-------- Entries provided

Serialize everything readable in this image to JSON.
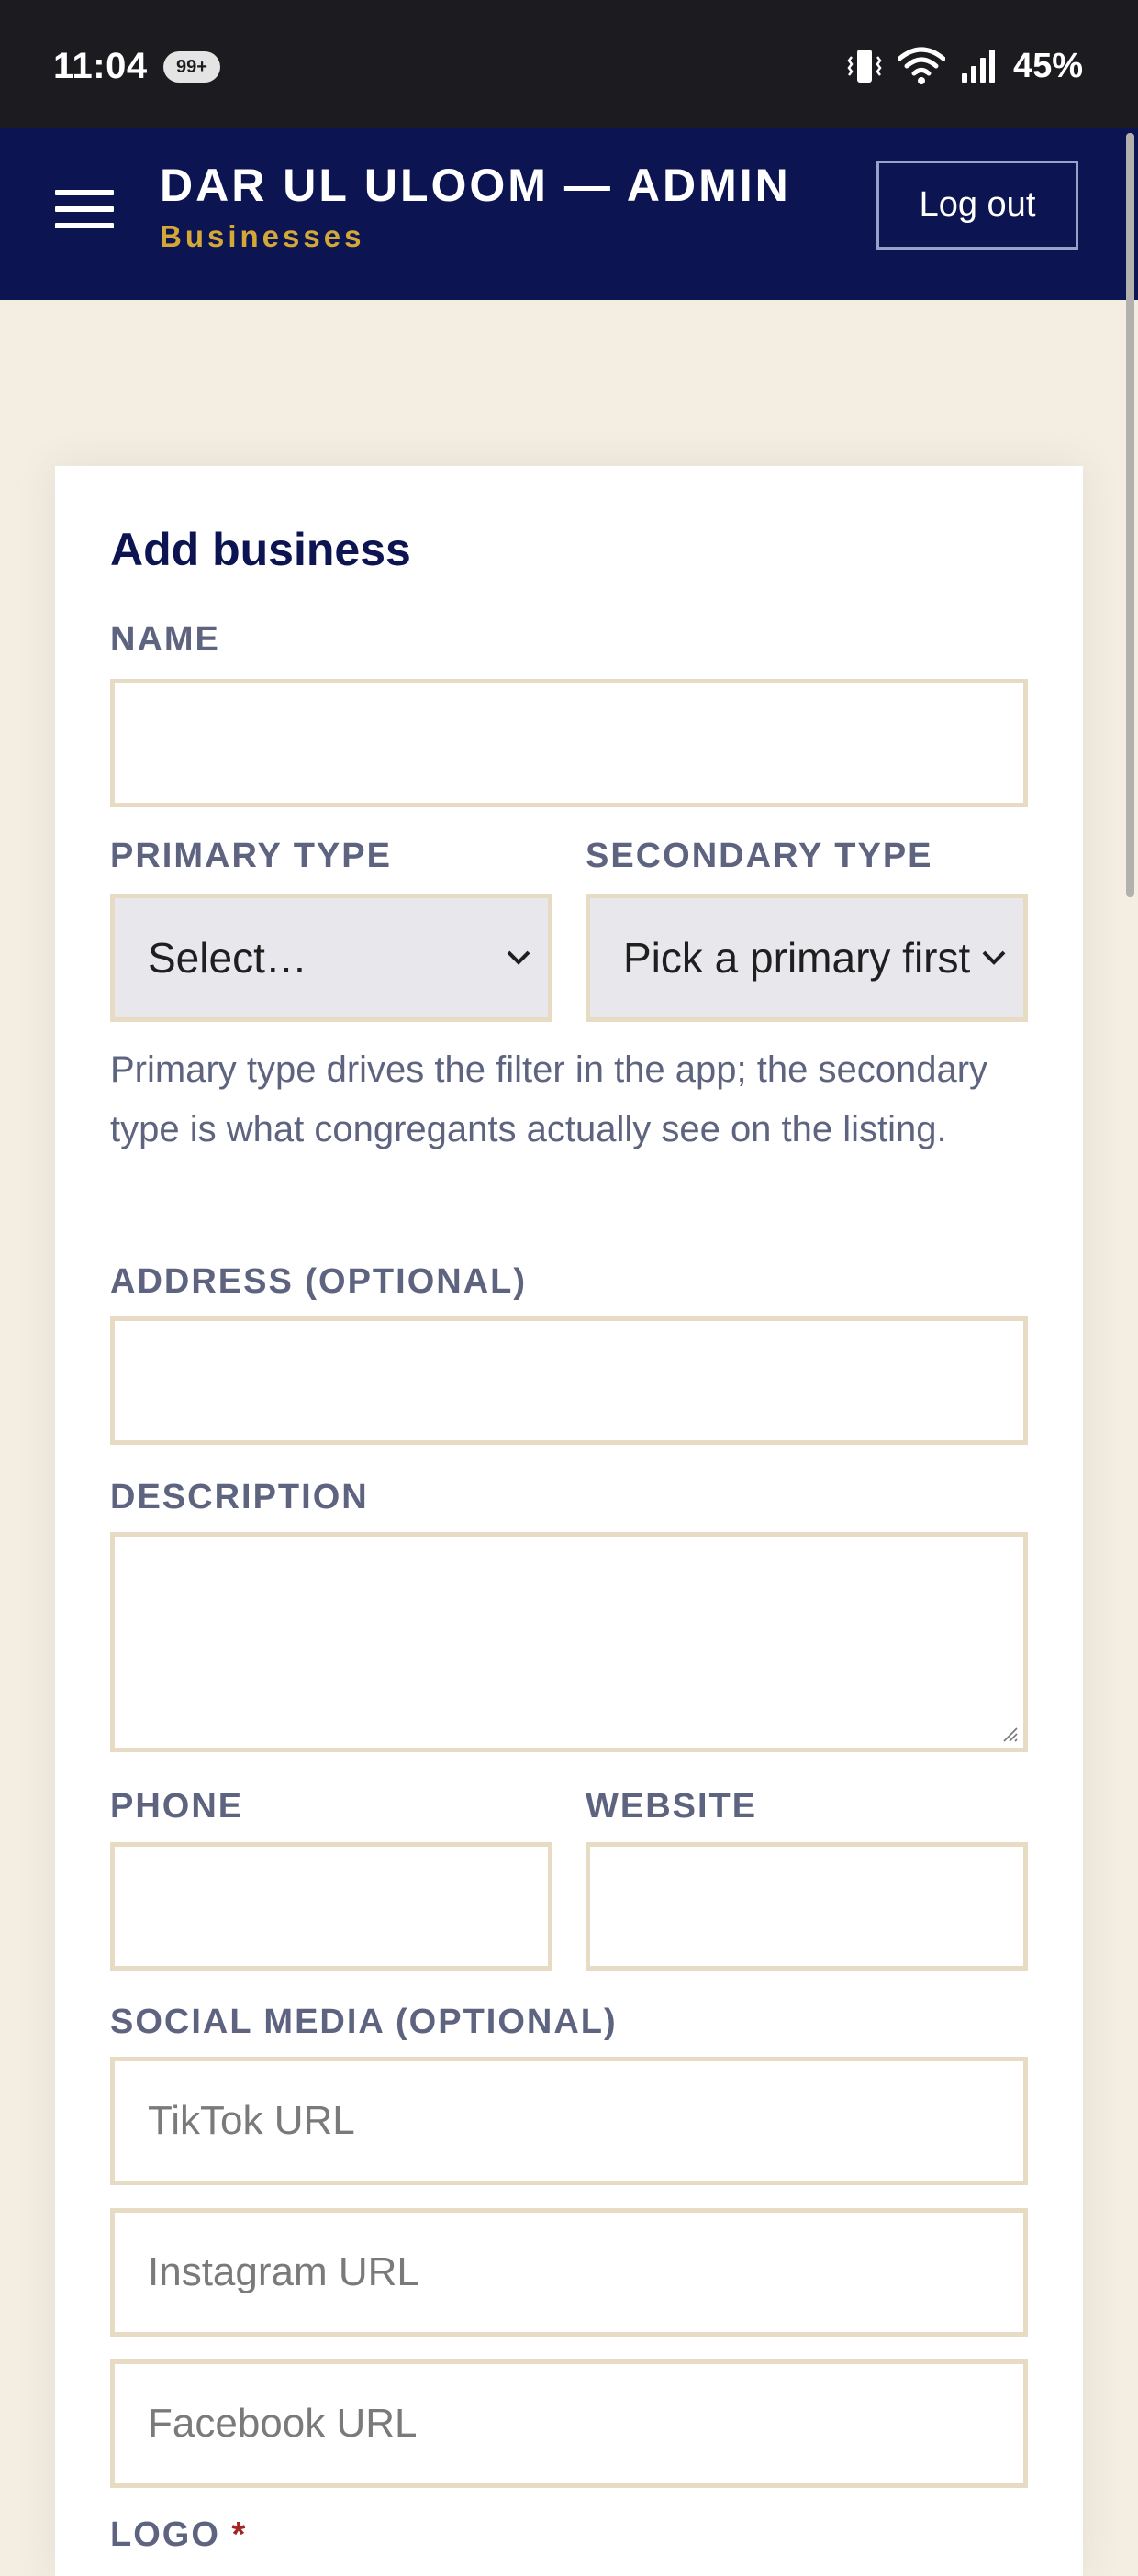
{
  "status_bar": {
    "time": "11:04",
    "notification_badge": "99+",
    "battery": "45%",
    "icons": [
      "vibrate-icon",
      "wifi-icon",
      "signal-icon"
    ]
  },
  "header": {
    "title": "DAR UL ULOOM — ADMIN",
    "subtitle": "Businesses",
    "logout_label": "Log out",
    "menu_icon": "hamburger-menu-icon",
    "colors": {
      "background": "#0c1451",
      "subtitle": "#d4a838"
    }
  },
  "form": {
    "title": "Add business",
    "name_label": "NAME",
    "name_value": "",
    "primary_type_label": "PRIMARY TYPE",
    "primary_type_value": "Select…",
    "secondary_type_label": "SECONDARY TYPE",
    "secondary_type_value": "Pick a primary first",
    "type_help": "Primary type drives the filter in the app; the secondary type is what congregants actually see on the listing.",
    "address_label": "ADDRESS (OPTIONAL)",
    "address_value": "",
    "description_label": "DESCRIPTION",
    "description_value": "",
    "phone_label": "PHONE",
    "phone_value": "",
    "website_label": "WEBSITE",
    "website_value": "",
    "social_label": "SOCIAL MEDIA (OPTIONAL)",
    "tiktok_placeholder": "TikTok URL",
    "instagram_placeholder": "Instagram URL",
    "facebook_placeholder": "Facebook URL",
    "logo_label": "LOGO",
    "required_mark": "*"
  }
}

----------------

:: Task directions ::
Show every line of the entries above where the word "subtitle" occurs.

:: Reply to the task ::
    "subtitle": "Businesses",
      "subtitle": "#d4a838"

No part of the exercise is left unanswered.